Pet doors are great tools for giving small pets the freedom to roam around an owner’s property without inconveniencing the owner. Pet doors can also serve as sources of egress and resulting injury for young children, however. Children small enough to fit within pet doors may crawl through them to the outside, thereby gaining access to roads and pools without their parents’ knowledge.
If your child has been injured in a pet-door-related accident, you may be entitled to compensation from the manufacturer or a negligent supervisor. Call child pet-door-accident lawyer Jeffrey Killino at 877-875-2927 to learn more about your legal rights.
The Dangers of Pet Doors
Pet access doors may be larger than they appear. The average doggie door is 8 x 10 inches, smaller than a sheet of standard printer paper.

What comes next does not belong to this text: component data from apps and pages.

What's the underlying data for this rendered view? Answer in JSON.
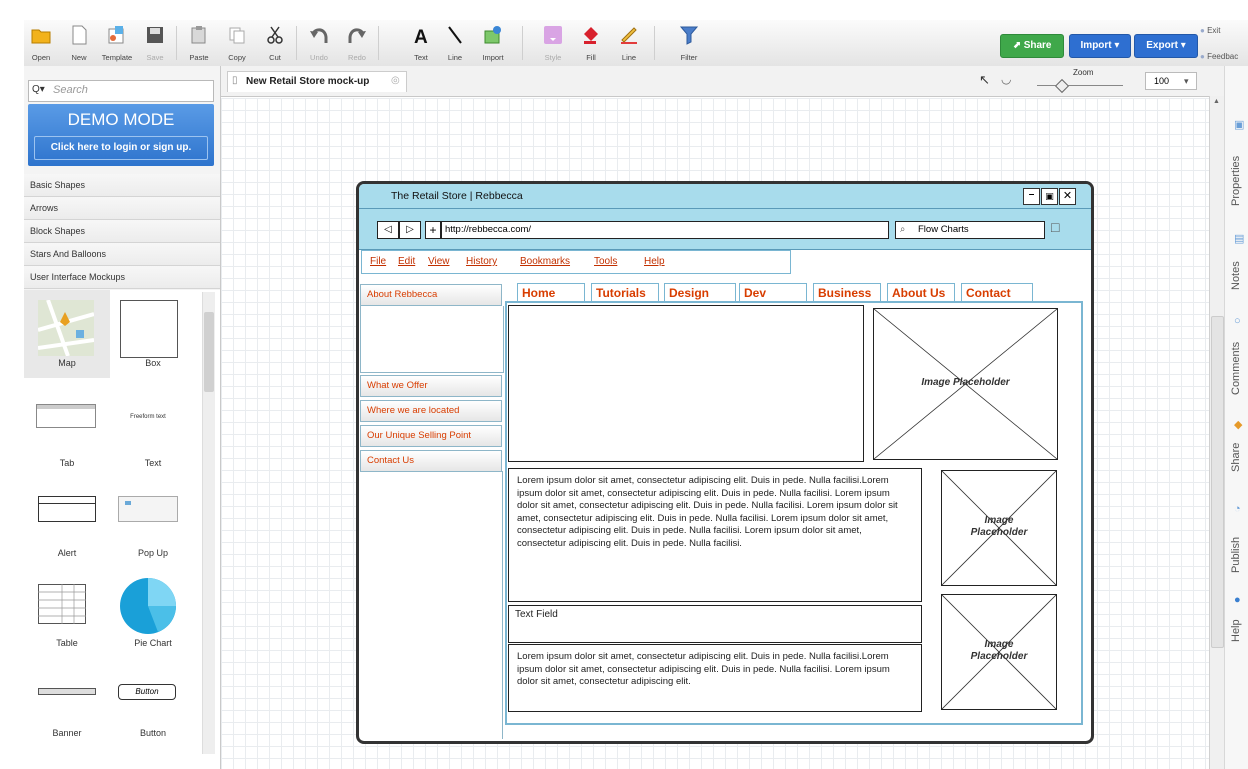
{
  "toolbar": {
    "buttons": [
      {
        "label": "Open",
        "enabled": true
      },
      {
        "label": "New",
        "enabled": true
      },
      {
        "label": "Template",
        "enabled": true
      },
      {
        "label": "Save",
        "enabled": false
      },
      {
        "label": "Paste",
        "enabled": true
      },
      {
        "label": "Copy",
        "enabled": true
      },
      {
        "label": "Cut",
        "enabled": true
      },
      {
        "label": "Undo",
        "enabled": false
      },
      {
        "label": "Redo",
        "enabled": false
      },
      {
        "label": "Text",
        "enabled": true
      },
      {
        "label": "Line",
        "enabled": true
      },
      {
        "label": "Import",
        "enabled": true
      },
      {
        "label": "Style",
        "enabled": false
      },
      {
        "label": "Fill",
        "enabled": true
      },
      {
        "label": "Line",
        "enabled": true
      },
      {
        "label": "Filter",
        "enabled": true
      }
    ],
    "share_label": "Share",
    "import_label": "Import",
    "export_label": "Export",
    "exit_label": "Exit",
    "feedback_label": "Feedbac",
    "colors": {
      "share": "#3fa84a",
      "import": "#2e6fd1",
      "export": "#2e6fd1"
    }
  },
  "sidebar": {
    "search_placeholder": "Search",
    "demo_title": "DEMO MODE",
    "demo_button": "Click here to login or sign up.",
    "categories": [
      "Basic Shapes",
      "Arrows",
      "Block Shapes",
      "Stars And Balloons",
      "User Interface Mockups"
    ],
    "shapes": [
      "Map",
      "Box",
      "Tab",
      "Text",
      "Alert",
      "Pop Up",
      "Table",
      "Pie Chart",
      "Banner",
      "Button"
    ],
    "text_shape_preview": "Freeform text",
    "button_shape_preview": "Button"
  },
  "document": {
    "tab_title": "New Retail Store mock-up",
    "zoom_label": "Zoom",
    "zoom_value": "100"
  },
  "right_tabs": [
    "Properties",
    "Notes",
    "Comments",
    "Share",
    "Publish",
    "Help"
  ],
  "mockup": {
    "window_title": "The Retail Store | Rebbecca",
    "url": "http://rebbecca.com/",
    "search_text": "Flow Charts",
    "menu": [
      "File",
      "Edit",
      "View",
      "History",
      "Bookmarks",
      "Tools",
      "Help"
    ],
    "tabs": [
      "Home",
      "Tutorials",
      "Design",
      "Dev",
      "Business",
      "About Us",
      "Contact"
    ],
    "side_header": "About Rebbecca",
    "side_links": [
      "What we Offer",
      "Where we are located",
      "Our Unique Selling Point",
      "Contact Us"
    ],
    "image_placeholder": "Image Placeholder",
    "image_placeholder_line1": "Image",
    "image_placeholder_line2": "Placeholder",
    "paragraph1": "Lorem ipsum dolor sit amet, consectetur adipiscing elit. Duis in pede. Nulla facilisi.Lorem ipsum dolor sit amet, consectetur adipiscing elit. Duis in pede. Nulla facilisi. Lorem ipsum dolor sit amet, consectetur adipiscing elit. Duis in pede. Nulla facilisi. Lorem ipsum dolor sit amet, consectetur adipiscing elit. Duis in pede. Nulla facilisi. Lorem ipsum dolor sit amet, consectetur adipiscing elit. Duis in pede. Nulla facilisi. Lorem ipsum dolor sit amet, consectetur adipiscing elit. Duis in pede. Nulla facilisi.",
    "text_field": "Text Field",
    "paragraph2": "Lorem ipsum dolor sit amet, consectetur adipiscing elit. Duis in pede. Nulla facilisi.Lorem ipsum dolor sit amet, consectetur adipiscing elit. Duis in pede. Nulla facilisi. Lorem ipsum dolor sit amet, consectetur adipiscing elit."
  }
}
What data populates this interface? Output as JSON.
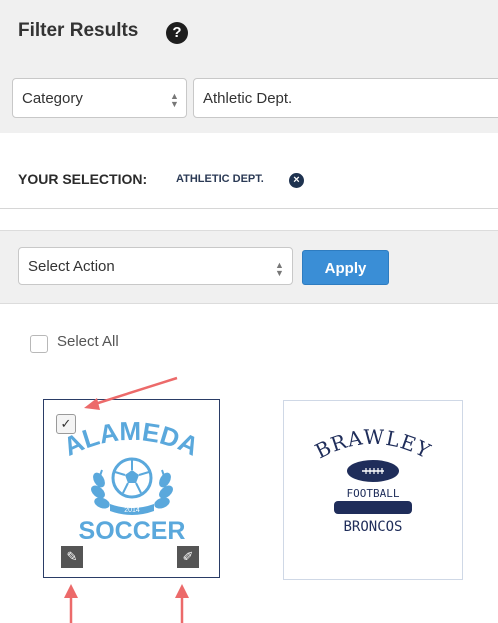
{
  "filter": {
    "title": "Filter Results",
    "help_icon": "question-circle-icon",
    "category_select": "Category",
    "value_select": "Athletic Dept."
  },
  "selection": {
    "label": "YOUR SELECTION:",
    "value": "ATHLETIC DEPT."
  },
  "actions": {
    "select_action": "Select Action",
    "apply_label": "Apply"
  },
  "select_all_label": "Select All",
  "cards": [
    {
      "logo_text_top": "ALAMEDA",
      "logo_year": "2014",
      "logo_text_bottom": "SOCCER",
      "checked": true,
      "colors": {
        "primary": "#5aa8dc",
        "border": "#2a3c66"
      }
    },
    {
      "logo_text_top": "BRAWLEY",
      "logo_text_mid": "FOOTBALL",
      "logo_text_bottom": "BRONCOS",
      "checked": false,
      "colors": {
        "primary": "#1f2d5a"
      }
    }
  ],
  "colors": {
    "accent": "#3a8ed6",
    "annotation": "#ec6a6a",
    "header_bg": "#f0f0f0"
  }
}
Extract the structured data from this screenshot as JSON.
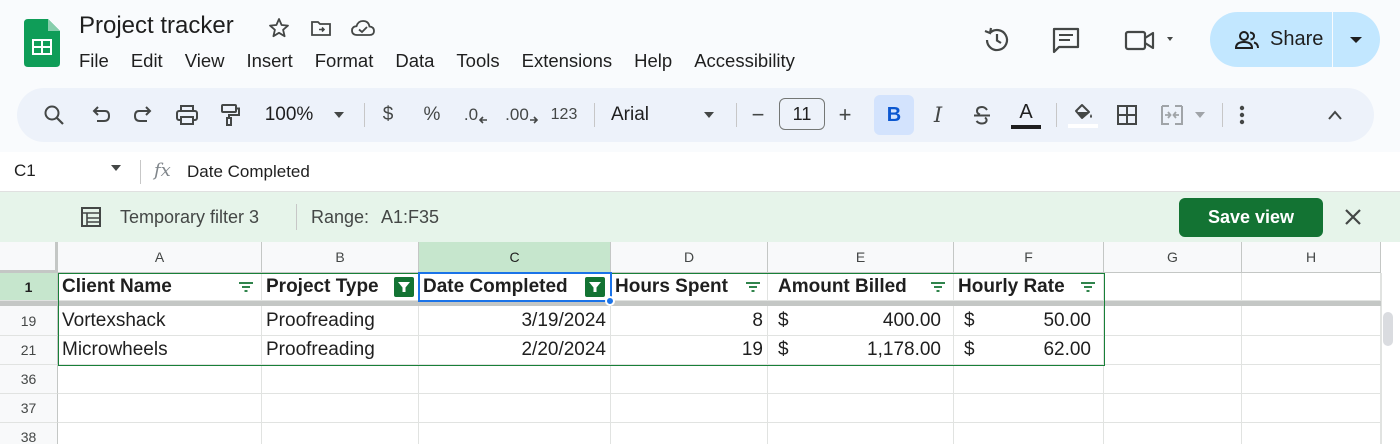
{
  "app": {
    "doc_title": "Project tracker",
    "menu": [
      "File",
      "Edit",
      "View",
      "Insert",
      "Format",
      "Data",
      "Tools",
      "Extensions",
      "Help",
      "Accessibility"
    ],
    "share_label": "Share"
  },
  "toolbar": {
    "zoom": "100%",
    "currency": "$",
    "percent": "%",
    "decrease_decimal": ".0",
    "increase_decimal": ".00",
    "number_format": "123",
    "font": "Arial",
    "font_size": "11",
    "minus": "−",
    "plus": "+",
    "bold": "B",
    "italic": "I",
    "text_color_letter": "A"
  },
  "formula_bar": {
    "cell_ref": "C1",
    "fx": "fx",
    "value": "Date Completed"
  },
  "filter_bar": {
    "name": "Temporary filter 3",
    "range_label": "Range:",
    "range_value": "A1:F35",
    "save_label": "Save view"
  },
  "sheet": {
    "column_letters": [
      "A",
      "B",
      "C",
      "D",
      "E",
      "F",
      "G",
      "H"
    ],
    "header_row_number": "1",
    "headers": [
      "Client Name",
      "Project Type",
      "Date Completed",
      "Hours Spent",
      "Amount Billed",
      "Hourly Rate"
    ],
    "rows": [
      {
        "row_number": "19",
        "client": "Vortexshack",
        "type": "Proofreading",
        "date": "3/19/2024",
        "hours": "8",
        "amount_symbol": "$",
        "amount": "400.00",
        "rate_symbol": "$",
        "rate": "50.00"
      },
      {
        "row_number": "21",
        "client": "Microwheels",
        "type": "Proofreading",
        "date": "2/20/2024",
        "hours": "19",
        "amount_symbol": "$",
        "amount": "1,178.00",
        "rate_symbol": "$",
        "rate": "62.00"
      }
    ],
    "empty_rows": [
      "36",
      "37",
      "38"
    ]
  },
  "colors": {
    "accent": "#1a73e8",
    "save_button": "#137333",
    "filter_bar_bg": "#e6f4ea",
    "share_bg": "#c2e7ff"
  }
}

These doors are targeted specifically at pets with weights of 40 pounds or less and are made large enough that such pets will comfortably fit through their openings.
Small children are often of a size and weight to easily pass through a pet access door. The average America 3-year-old weighs approximately 38 pounds – less than the maximum recommended weight for most pet entryways. Once outside the house and unsupervised, children who pass through these doors are put at risk of drowning, becoming lost, falling down stairs, wandering into roads, or sustaining serious injuries from any number of additional hazards.
Drowning is the second leading cause of death of children between the ages of 1 and 4. Pet doors are contributors to the frequency of this occurrence. Most children who suffer injury or death after leaving a home through a dog or cat access door do so by falling into a water source and drowning.
Safety Research & Strategies, which compiles its statistics from several sources including the Consumer Product Safety Commission (CPSC), has reported that fatal and non-fatal drownings account for a large percentage of pet-door-related injuries.
Pet-door manufacturers could greatly reduce the number of child-injury cases associated with their products through the inexpensive and easy attachment of a warning label on these doors, alerting owners and family members of the dangers associated with the product. Such warnings would allow parents to take the precautions necessary to prevent their children from exiting the home through an unguarded pet door. Though some manufacturers have included such warnings, many have declined to add this step to their production process.
Legal Liability for Children’s Injuries Caused by Children Exiting through Pet Doors
Pet-door owners whose children have been injured or killed after exiting a home through a pet door have brought product-liability actions against the manufacturers of these doors under a failure-to-warn theory. Many of these doors do not contain warnings alerting parents that children can fit through the doors.
Failure to Warn as Defective Product
Product-liability actions may be brought against the manufacturers of defective products or anyone else in the chain of the product’s distribution if the defect is found to have been a cause of the plaintiff’s injury. Defects that can result in liability include defects in manufacture, defects in design, and defects that result from a failure to warn.
When a product is designed and manufactured in a safe and non-defective manner but can nevertheless be dangerous under certain conditions, manufacturers have a duty to warn consumers of these dangers and to provide instructions necessary to use or operate a product in the safest possible manner. Thus, a product-liability claim under a failure-to-warn theory may allege that the product was made unreasonably safe by the manufacturer’s failure to provide adequate warnings about dangers associated with the product that could be avoided, or to provide instructions for keeping the product safe for use.
Pet doors are often equipped with locking mechanisms that can be employed when small children are nearby. If a manufacturer fails to warn of the possibility that such children will exit the home through an unlocked door, however, parents who are unaware that a child can fit through a pet door will not know to take the simple precaution of locking the pet door while the child is in the room in which it is installed.
Though failure-to-warn cases are often brought as strict-liability claims, the manufacturer’s behavior—such as a conscious and knowing decision not to include warnings in the face of knowledge of dangers and injuries sustained as a result—will be considered in determining a manufacturer’s liability. Unlike most strict-liability actions, this form of strict-liability action allows negligence concepts to play an integral part.
Dangers Known or Reasonably Knowable
In a failure-to-warn case, although the behavior of the manufacturer is considered, manufacturers are assumed to have the knowledge of other manufacturers in the industry. Thus, if a danger such as child access through pet doors is known by members of the industry—or reasonably knowable thereby—the defendant-manufacturer will be deemed to have had knowledge of the danger of which it failed to warn.
If your child has suffered a drowning or other injury after crawling outdoors through a pet door, you may be entitled to recover damages from those responsible. Contact child pet door accident lawyer Jeffrey Killino today at 877-875-2927 to learn more about your legal rights.